come with: here, “come with” is a phrasal verb. It means to exist together. Another example is that being a manager of a multinational company comes with a lot of stress. (Back to the text)

lasting: lasting memories are memories that will exist for a long time. (Back to the text)

lavishly: in a way that is expensive or impressive. For example, at the Oscar awards, most actors and actresses dress lavishly. (Back to the text)


Want to practice these new words? Try thinking about these questions or writing down some answers to them using the words! 🙂

  • Can you think of a time when you or someone else was bursting with pride? (=extremely full of pride, that is, extremely proud). Often, people burst with pride when they or their child graduates school, when they get a good grade or pass an exam, when they get a promotion, when they win a medal or award, etc.
  • Think about a store in your city that has a particularly large selection of products. Try to make a sentence like the following: “Chapters is a bookstore which sells every kind of book you could possibly imagine. Fiction, biographies, comics, travel guides, cookbooks, romance, mystery… you name it!”
  • Do you believe that all your goals are attainable? What kind of goals do you think are not attainable?
  • Have any new businesses (cafes, stores, restaurants, bars…) popped up in your neighborhood recently?
  • Is there a particular day or period of time when the streets of your city are teeming with people? (for example, during a festival, or on the weekends, etc.)
  • Do you know anybody who has no shortage of energy? (=lots and lots of energy). What about someone who has no shortage of ambition?
  • What can you find a stone’s throw away from where you live? (any businesses? a cafe, a bank, a post office, the train station, the university, the library…)
  • Think about a change that happened or a realization you came to and the context of it, and make a sentence using “somewhere along the line“. For example: “Jonathan and I started as really good friends in school, and then somewhere along the line we fell in love”.
  • Did you and a friend ever miss an appointment you had because you got your wires crossed about the date or time?
  • Do you like to snap photos during your normal day-to-day life? What do you usually snap photos of? (your food, the sky, flowers, etc..)
  • Do you have any friends who talk so fast, they talk a mile a minute?
  • Do you ever feel nervous or scared right before you set off on a trip? What was the earliest you ever set off? (3am, 4am…?)
  • Describe the last time you remember having blast.
  • Have you ever searched every nook and cranny of your house, looking for a lost object? If yes, what was it? If not, what might make you do it?
  • What do you think are some downsides that come with being famous? (for example, loss of privacy. Try to think of some others!)
  • In your opinion, what makes a memory lasting?
  • Can you think of any companies that spend lavishly on advertising? Do you know anyone who decorates lavishly for Christmas or other holidays?
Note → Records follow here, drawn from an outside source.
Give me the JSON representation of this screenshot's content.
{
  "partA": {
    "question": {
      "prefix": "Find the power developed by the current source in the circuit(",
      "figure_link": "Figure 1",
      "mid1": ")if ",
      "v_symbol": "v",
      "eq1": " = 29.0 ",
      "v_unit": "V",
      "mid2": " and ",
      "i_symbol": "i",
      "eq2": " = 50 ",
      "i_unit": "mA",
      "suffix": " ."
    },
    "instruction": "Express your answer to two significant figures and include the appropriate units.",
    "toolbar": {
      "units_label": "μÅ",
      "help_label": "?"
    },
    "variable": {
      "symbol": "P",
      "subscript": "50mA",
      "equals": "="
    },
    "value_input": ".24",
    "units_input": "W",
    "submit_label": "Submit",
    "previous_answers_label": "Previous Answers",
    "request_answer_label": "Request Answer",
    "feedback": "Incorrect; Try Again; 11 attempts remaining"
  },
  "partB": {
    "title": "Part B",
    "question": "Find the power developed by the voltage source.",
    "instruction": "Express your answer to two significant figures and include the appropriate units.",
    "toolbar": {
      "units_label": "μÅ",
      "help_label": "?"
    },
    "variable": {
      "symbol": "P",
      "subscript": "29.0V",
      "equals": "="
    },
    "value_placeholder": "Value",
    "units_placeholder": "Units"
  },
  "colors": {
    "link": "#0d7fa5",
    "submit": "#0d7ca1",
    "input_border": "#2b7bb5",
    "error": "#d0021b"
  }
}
Thank you for reading! These ESL notes, links and exercises each take several hours to make, so if you found this useful, the kindest thing you can do is to like the post, leave a comment, or share with anyone who needs it. Have questions about any other words? Leave a comment and I’ll be happy to reply! 🙂

Leave a Reply

Fill in your details below or click an icon to log in: Logo

You are commenting using your account. Log Out /  Change )

Facebook photo

You are commenting using your Facebook account. Log Out /  Change )

Connecting to %s